Iran has threatened to block the Strait of Hormuz, a key oil shipping route, in response to an international oil embargo [EPA]
Iran has warned its neighbours in the Gulf not to make up for any shortfall in its oil exports caused by Western sanctions.
A new round of US sanctions approved last month targets the Iranian central bank, making it more difficult for Iran to sell oil abroad, though the US has delayed implementing those sanctions by six months.
And the European Union has agreed in principle to block imports of Iranian oil; it could reach a final decision on the embargo within the next week.
Those sanctions would almost inevitably create a shortfall in world markets: Iran is the second-biggest oil producer in OPEC, behind only Saudi Arabia; it pumps some 2.5 million barrels per day, and earns $75bn annually from those exports.
Ali al-Naimi, Saudi Arabia's oil minister, said over the weekend that his country would make up for any shortfall caused by the embargo. But Iran warned on Sunday that oil producers would face unspecified "consequences" if they boost their output.
"We would not consider these actions to be friendly," said Mohammad Ali Khatibi, Iran's OPEC envoy. "If the oil production nations on the Persian Gulf decide to substitute Iran's oil, then they will be held responsible for what happens."
Relations between Iran and Saudi Arabia have long been tense, and they worsened last year over allegations of a plot to assassinate the Saudi ambassador in Washington.
'They are standing ready'
The question of a shortfall has been a key issue during EU debates over the proposed embargo. Alain Juppe, the French foreign minister, said earlier this week that "other countries" had agreed to increase their production in order to keep world oil prices from spiking.
"The producers don't want to talk about it, but they are standing ready," Juppe said.
The proposed EU sanctions would likely give oil producers "grace periods" on their existing contracts, allowing them time to find alternative suppliers outside Iran.
Tensions have been mounting for weeks over the proposed embargoes.
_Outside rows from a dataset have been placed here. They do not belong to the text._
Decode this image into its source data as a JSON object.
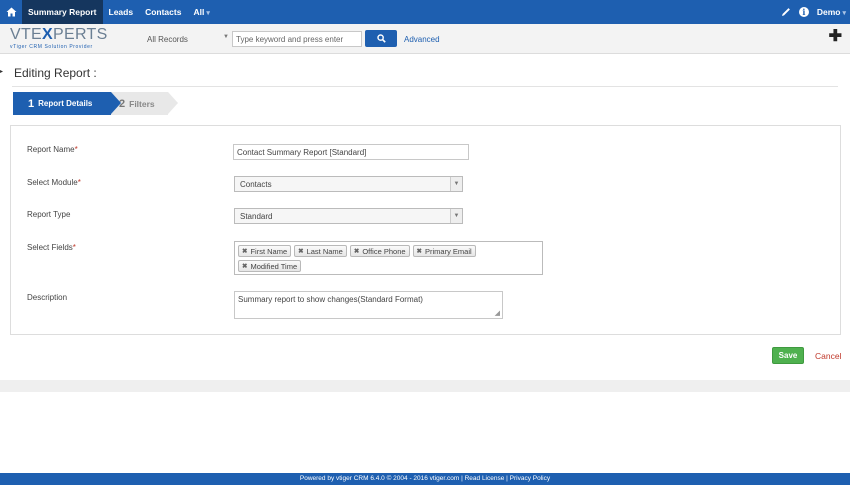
{
  "topnav": {
    "items": [
      {
        "label": "Summary Report",
        "active": true
      },
      {
        "label": "Leads",
        "active": false
      },
      {
        "label": "Contacts",
        "active": false
      },
      {
        "label": "All",
        "active": false
      }
    ],
    "user": "Demo",
    "colors": {
      "bar": "#1e5fb0",
      "active": "#15365e"
    }
  },
  "logo": {
    "main_prefix": "VTE",
    "main_x": "X",
    "main_suffix": "PERTS",
    "tagline": "vTiger CRM Solution Provider"
  },
  "search": {
    "scope": "All Records",
    "placeholder": "Type keyword and press enter",
    "advanced_label": "Advanced"
  },
  "page": {
    "title": "Editing Report :"
  },
  "steps": [
    {
      "num": "1",
      "label": "Report Details",
      "active": true
    },
    {
      "num": "2",
      "label": "Filters",
      "active": false
    }
  ],
  "form": {
    "report_name": {
      "label": "Report Name",
      "value": "Contact Summary Report [Standard]"
    },
    "module": {
      "label": "Select Module",
      "value": "Contacts"
    },
    "report_type": {
      "label": "Report Type",
      "value": "Standard"
    },
    "fields": {
      "label": "Select Fields",
      "chips": [
        "First Name",
        "Last Name",
        "Office Phone",
        "Primary Email",
        "Modified Time"
      ]
    },
    "description": {
      "label": "Description",
      "value": "Summary report to show changes(Standard Format)"
    }
  },
  "actions": {
    "save": "Save",
    "cancel": "Cancel"
  },
  "footer": {
    "text": "Powered by vtiger CRM 6.4.0  © 2004 - 2016  vtiger.com | Read License | Privacy Policy"
  },
  "icons": [
    "home-icon",
    "pencil-icon",
    "info-icon",
    "search-icon",
    "plus-icon",
    "chevron-down-icon",
    "remove-chip-icon"
  ]
}
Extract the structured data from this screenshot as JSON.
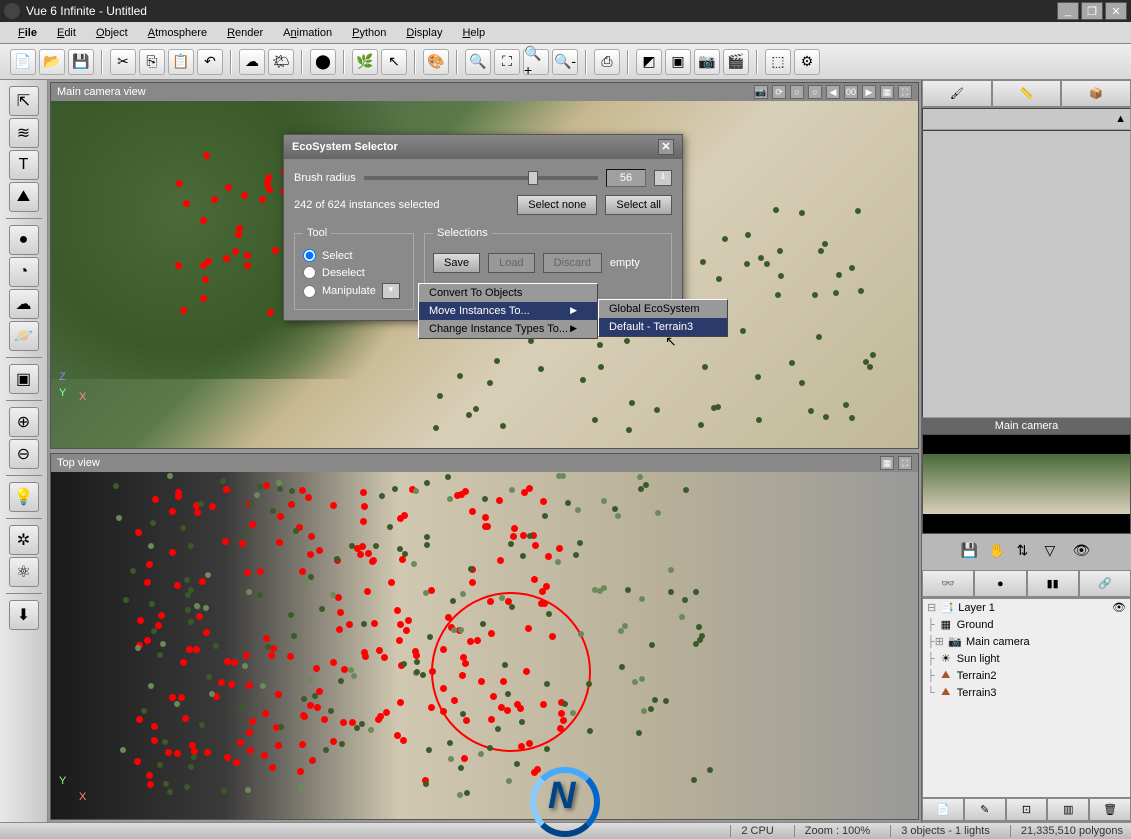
{
  "window": {
    "title": "Vue 6 Infinite - Untitled"
  },
  "menus": [
    "File",
    "Edit",
    "Object",
    "Atmosphere",
    "Render",
    "Animation",
    "Python",
    "Display",
    "Help"
  ],
  "viewports": {
    "main": {
      "label": "Main camera view"
    },
    "top": {
      "label": "Top view"
    }
  },
  "dialog": {
    "title": "EcoSystem Selector",
    "brush_label": "Brush radius",
    "brush_value": "56",
    "selection_info": "242 of 624 instances selected",
    "btn_select_none": "Select none",
    "btn_select_all": "Select all",
    "group_tool": "Tool",
    "radio_select": "Select",
    "radio_deselect": "Deselect",
    "radio_manipulate": "Manipulate",
    "group_selections": "Selections",
    "btn_save": "Save",
    "btn_load": "Load",
    "btn_discard": "Discard",
    "sel_state": "empty"
  },
  "context1": {
    "convert": "Convert To Objects",
    "move": "Move Instances To...",
    "change": "Change Instance Types To..."
  },
  "context2": {
    "global": "Global EcoSystem",
    "default": "Default - Terrain3"
  },
  "preview": {
    "label": "Main camera"
  },
  "layers": {
    "layer1": "Layer 1",
    "ground": "Ground",
    "camera": "Main camera",
    "sun": "Sun light",
    "terrain2": "Terrain2",
    "terrain3": "Terrain3"
  },
  "status": {
    "cpu": "2 CPU",
    "zoom": "Zoom : 100%",
    "sel": "3 objects - 1 lights",
    "poly": "21,335,510 polygons"
  }
}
Iran warned last week that it would respond to international oil sanctions by blocking the Strait of Hormuz, the narrow waterway through which one-fifth of the world's oil is transported.
The United States has described such a move as a "red line," suggesting Iran would face a US military strike in response.
The sanctions are part of a growing Western effort to pressure Iran to abandon its nuclear programme. Analysts say several rounds of sanctions are beginning to take a toll on the Iranian economy. The Iranian rial fell earlier this month to an historic low against the dollar.
A spokesman for Iran's foreign ministry, Ramin Mehmanparast, said the proposed embargoes are part of a US-led effort to "eliminate economic rivals in the world."